Conglom released its revenue numbers for May, which it said featured a 2% gain in its newspaper unit and a 3% increase in its broadcast unit.
While neither number was stupendous, the steadiness of both businesses could rebut the Chandlers’ argument that the company is flailing.
Tribune also said Monday it will sell WCWN, its WB affiliate in Albany, N.Y., that soon will become part of the CW, to the Freedom television group.
Move will net the company about $17 million and serve dual purpose of showing shareholders it can still wring cash from its assets as well as give it more of the coin it needs to forge ahead with a buyback plan.
Tribune has said it plans on a sale of about $500 million in assets and hopes to buy back about $2 billion worth of stock.
L.A.’s Chandler family, which controls 12% of the Tribune shares, has called for a break-up of the company, saying TV and newspaper synergies hadn’t come off. Family also has called for the board to appoint an oversight committee that has the teeth to initiate management and strategic changes.
Family also has criticized the buyback plan, saying it didn’t address the core business issues.
But a sale could be tricky given the complicated family trusts that control both the Chandler Trust and Tribune.
And Tribune has not taken the Chandlers’ gambit lying down. Monday’s moves follow a letter sent at the end of last week in which Tribune defended management decisions.
“We completely reject your assertion that the action of Tribune’s board in authorizing the tender offer was ‘hasty and ill-informed,'” it read, adding that the Chandler family had no one to blame but itself.
“The Chandler Trusts were well represented in all such board meetings by their three Chandler Trust-nominated directors, who were given every opportunity to express their views and concerns to the board, Tribune’s senior management and the board’s advisers.”
Still, some of the Tribune’s evidence could just as easily be used against it. The single-digit revenue increases for May, for instance, could demonstrate that the businesses have languished under the same roof, a point on which the Chandlers have been emphatic.
With break-ups in vogue and synergy perceived as a failure, Wall Street has embraced the Chandlers’ onslaught.
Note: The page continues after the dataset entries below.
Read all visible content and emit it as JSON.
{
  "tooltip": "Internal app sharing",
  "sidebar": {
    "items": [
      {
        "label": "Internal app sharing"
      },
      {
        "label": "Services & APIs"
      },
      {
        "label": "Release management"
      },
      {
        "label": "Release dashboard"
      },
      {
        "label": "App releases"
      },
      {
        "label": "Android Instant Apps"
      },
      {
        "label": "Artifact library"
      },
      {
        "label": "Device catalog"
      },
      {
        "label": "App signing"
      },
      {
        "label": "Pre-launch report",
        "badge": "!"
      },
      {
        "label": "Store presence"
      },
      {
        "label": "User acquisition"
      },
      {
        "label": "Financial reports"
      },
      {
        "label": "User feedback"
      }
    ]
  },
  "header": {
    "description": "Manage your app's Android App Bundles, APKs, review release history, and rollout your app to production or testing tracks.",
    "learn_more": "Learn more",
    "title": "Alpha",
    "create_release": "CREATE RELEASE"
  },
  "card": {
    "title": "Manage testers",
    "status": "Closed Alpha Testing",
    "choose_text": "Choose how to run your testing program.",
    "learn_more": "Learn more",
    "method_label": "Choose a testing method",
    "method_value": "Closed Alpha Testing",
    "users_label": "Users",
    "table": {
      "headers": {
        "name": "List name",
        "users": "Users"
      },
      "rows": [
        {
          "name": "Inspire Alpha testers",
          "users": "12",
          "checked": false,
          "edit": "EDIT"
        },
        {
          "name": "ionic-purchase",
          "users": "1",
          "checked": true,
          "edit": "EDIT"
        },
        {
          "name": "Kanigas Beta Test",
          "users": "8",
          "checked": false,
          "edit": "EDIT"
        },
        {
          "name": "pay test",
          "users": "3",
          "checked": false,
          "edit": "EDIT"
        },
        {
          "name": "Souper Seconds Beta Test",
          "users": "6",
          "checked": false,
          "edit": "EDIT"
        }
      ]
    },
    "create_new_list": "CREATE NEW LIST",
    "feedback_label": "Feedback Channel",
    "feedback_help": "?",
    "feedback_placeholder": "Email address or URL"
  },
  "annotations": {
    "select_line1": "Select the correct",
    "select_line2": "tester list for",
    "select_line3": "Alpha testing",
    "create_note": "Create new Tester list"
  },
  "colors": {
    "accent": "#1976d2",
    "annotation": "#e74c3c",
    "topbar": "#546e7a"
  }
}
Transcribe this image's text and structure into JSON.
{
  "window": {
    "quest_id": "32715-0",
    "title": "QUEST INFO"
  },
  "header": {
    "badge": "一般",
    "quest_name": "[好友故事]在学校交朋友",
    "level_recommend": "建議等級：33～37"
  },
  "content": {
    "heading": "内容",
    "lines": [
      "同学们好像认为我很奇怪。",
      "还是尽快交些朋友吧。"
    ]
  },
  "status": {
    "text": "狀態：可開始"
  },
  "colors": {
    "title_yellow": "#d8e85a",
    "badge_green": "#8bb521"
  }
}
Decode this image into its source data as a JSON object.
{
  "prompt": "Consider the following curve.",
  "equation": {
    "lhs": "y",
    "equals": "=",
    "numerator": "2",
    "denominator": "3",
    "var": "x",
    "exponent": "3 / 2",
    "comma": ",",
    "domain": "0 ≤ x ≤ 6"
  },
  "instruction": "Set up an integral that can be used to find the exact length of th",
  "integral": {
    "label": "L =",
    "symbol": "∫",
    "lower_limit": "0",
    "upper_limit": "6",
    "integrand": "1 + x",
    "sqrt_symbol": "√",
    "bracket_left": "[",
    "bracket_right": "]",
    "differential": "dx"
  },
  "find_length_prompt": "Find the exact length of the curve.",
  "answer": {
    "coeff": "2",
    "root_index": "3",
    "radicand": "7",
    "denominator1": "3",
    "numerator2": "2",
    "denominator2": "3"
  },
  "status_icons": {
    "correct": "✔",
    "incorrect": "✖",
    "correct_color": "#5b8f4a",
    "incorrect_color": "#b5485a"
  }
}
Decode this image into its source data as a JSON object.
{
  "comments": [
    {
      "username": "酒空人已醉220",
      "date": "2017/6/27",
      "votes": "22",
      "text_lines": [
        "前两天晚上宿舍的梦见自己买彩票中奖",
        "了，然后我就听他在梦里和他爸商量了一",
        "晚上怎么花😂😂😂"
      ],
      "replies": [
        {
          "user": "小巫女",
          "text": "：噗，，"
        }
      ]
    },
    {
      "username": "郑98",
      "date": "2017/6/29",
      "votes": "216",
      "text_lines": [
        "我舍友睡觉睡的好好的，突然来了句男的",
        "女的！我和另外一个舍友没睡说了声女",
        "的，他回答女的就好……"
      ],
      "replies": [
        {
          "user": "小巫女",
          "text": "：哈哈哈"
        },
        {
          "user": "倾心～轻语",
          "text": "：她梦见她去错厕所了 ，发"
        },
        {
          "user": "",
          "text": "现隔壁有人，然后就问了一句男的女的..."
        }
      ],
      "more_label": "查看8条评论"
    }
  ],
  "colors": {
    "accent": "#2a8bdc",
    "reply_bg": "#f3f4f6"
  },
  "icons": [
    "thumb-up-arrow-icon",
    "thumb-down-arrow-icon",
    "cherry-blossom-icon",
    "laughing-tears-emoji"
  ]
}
The Tribune company stock has risen 3% since the Chandlers made their blunt call last Wednesday.